Saturday, March 28, 1868


At home. Attended meeting Sabbath. My husband spoke very plain by referring to the case of Sister More. I then arose and felt burdened and pressed to use great plainness of speech and point out to those present what duties rested upon us in regard to the needy and the homeless. I felt that but few had any true sense of the claims heaven has upon them in such cases. I felt so bad in regard to Sister More’s death. A grave is before me away in that cold north region. May God pity those who are responsible in this case. There is extreme selfishness exhibited almost everywhere. Oh, what will arouse the people of God? What will divest them of selfishness? 1LtMs, Ms 14, 1868, par. 34

Sunday, March 29, 1868


At home. Arose, having passed a restless night. We wrote as long as we could, then prepared for meeting. I had forty-four pages of testimony to read. I read all but twelve pages. I think Sister Wilson and Brother and Sister Maynard were surprised that there should be a reproof for them. Sister Maynard cried aloud, appealed to her own sympathies and felt terribly hurt. I talked very plainly (after reading) to them all. It was a solemn time. All confessed quite heartily their wrongs. Meeting closed. I wished to go home immediately. Brother and Sister Fargo took dinner with us. Brother King left us to return to his home. We shall miss him. The burden I have borne today has nearly paralyzed my brain. It has been a terrible cross. 1LtMs, Ms 14, 1868, par. 35

Monday, March 30, 1868


At home. I arose feeling much exhausted, yet thought we would write and do what we could. Attended prayers. Ate breakfast and seated ourselves at our writing. Mr. Wakefield came in and chatted awhile. Soon Brother and Sister Maynard came in. I could read by her countenance [that] she was unreconciled to the testimony. She talked in an earnest manner, giving way to weeping. She had no control of herself. She could not see where she had erred; was completely blinded to self. She threw a heavy load on us. We entreated her to leave, for we wished to write. She did so at last. I was unable to write anything during the day; was much perplexed and burdened and nearly discouraged. 1LtMs, Ms 14, 1868, par. 36

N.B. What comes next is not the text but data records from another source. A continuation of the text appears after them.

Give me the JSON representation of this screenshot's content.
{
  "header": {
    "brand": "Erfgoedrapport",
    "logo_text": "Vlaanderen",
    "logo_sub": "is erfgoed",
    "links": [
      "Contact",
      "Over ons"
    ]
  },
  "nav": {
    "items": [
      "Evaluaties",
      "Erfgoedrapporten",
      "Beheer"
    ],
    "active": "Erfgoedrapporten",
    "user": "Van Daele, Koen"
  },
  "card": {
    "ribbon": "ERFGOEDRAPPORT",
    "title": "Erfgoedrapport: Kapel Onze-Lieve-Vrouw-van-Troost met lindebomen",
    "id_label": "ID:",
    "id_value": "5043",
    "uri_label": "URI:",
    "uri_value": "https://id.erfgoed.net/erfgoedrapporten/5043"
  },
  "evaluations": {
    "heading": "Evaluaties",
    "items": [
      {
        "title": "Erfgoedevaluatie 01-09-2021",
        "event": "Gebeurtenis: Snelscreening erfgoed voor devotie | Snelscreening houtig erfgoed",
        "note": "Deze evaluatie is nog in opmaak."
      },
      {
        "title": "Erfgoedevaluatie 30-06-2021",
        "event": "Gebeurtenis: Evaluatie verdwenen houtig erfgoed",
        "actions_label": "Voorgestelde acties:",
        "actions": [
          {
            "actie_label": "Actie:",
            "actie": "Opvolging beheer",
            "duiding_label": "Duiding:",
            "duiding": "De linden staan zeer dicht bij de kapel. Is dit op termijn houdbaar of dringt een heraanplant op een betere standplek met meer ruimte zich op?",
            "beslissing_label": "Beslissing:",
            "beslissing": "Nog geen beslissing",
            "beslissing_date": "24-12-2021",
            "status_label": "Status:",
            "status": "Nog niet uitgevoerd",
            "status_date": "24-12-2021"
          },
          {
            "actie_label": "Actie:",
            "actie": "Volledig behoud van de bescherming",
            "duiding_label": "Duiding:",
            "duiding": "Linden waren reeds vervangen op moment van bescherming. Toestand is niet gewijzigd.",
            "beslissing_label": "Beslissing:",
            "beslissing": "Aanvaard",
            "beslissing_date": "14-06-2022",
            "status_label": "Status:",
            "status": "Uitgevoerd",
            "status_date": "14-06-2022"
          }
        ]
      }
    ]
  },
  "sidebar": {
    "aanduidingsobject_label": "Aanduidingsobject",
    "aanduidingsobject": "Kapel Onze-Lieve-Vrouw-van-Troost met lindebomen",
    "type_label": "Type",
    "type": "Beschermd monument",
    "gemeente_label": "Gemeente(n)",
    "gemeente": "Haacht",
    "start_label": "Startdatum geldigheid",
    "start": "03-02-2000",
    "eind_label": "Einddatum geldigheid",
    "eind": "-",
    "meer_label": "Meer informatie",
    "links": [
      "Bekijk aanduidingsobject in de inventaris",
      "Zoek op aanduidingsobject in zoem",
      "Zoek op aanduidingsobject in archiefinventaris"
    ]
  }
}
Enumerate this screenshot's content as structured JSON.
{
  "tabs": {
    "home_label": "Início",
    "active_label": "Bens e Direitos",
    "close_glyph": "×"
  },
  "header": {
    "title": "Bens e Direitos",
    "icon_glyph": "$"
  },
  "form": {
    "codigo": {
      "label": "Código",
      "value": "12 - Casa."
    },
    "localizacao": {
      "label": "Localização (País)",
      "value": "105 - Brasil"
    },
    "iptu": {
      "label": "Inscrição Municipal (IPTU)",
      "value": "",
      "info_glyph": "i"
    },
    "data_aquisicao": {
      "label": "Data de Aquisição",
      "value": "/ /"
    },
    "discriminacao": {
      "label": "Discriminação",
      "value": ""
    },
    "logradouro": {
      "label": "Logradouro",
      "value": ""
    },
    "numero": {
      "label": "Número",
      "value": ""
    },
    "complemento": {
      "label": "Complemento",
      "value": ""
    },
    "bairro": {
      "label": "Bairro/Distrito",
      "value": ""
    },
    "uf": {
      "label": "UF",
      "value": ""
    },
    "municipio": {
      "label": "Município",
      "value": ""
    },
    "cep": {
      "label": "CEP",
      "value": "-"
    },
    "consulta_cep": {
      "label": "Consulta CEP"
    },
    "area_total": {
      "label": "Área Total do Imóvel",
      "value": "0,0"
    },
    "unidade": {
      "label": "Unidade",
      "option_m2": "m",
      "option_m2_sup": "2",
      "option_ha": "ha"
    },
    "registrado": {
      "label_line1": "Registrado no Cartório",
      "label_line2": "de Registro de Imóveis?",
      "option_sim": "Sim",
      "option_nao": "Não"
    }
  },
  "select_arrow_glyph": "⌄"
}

Tuesday, March 31, 1868


At home. Arose in the morning sick and weary. I am much worn down. Discouragement presses me sore. I have not felt and spoken as I ought to James. The burden of writing and other extra labors borne for the church have told upon me seriously. I feel that the enemy is getting advantage of me. I acknowledged to my husband I had erred. I rode with him to find a scraper. We were successful. Received letters from Brother Andrews and several others. I wrote quite steadily; prepared matter for printer. I went out in the afternoon for a change and Sister Strong, Louisa, and myself picked up stones and helped fill up the old cellar. I am exceedingly weary at night. 1LtMs, Ms 14, 1868, par. 37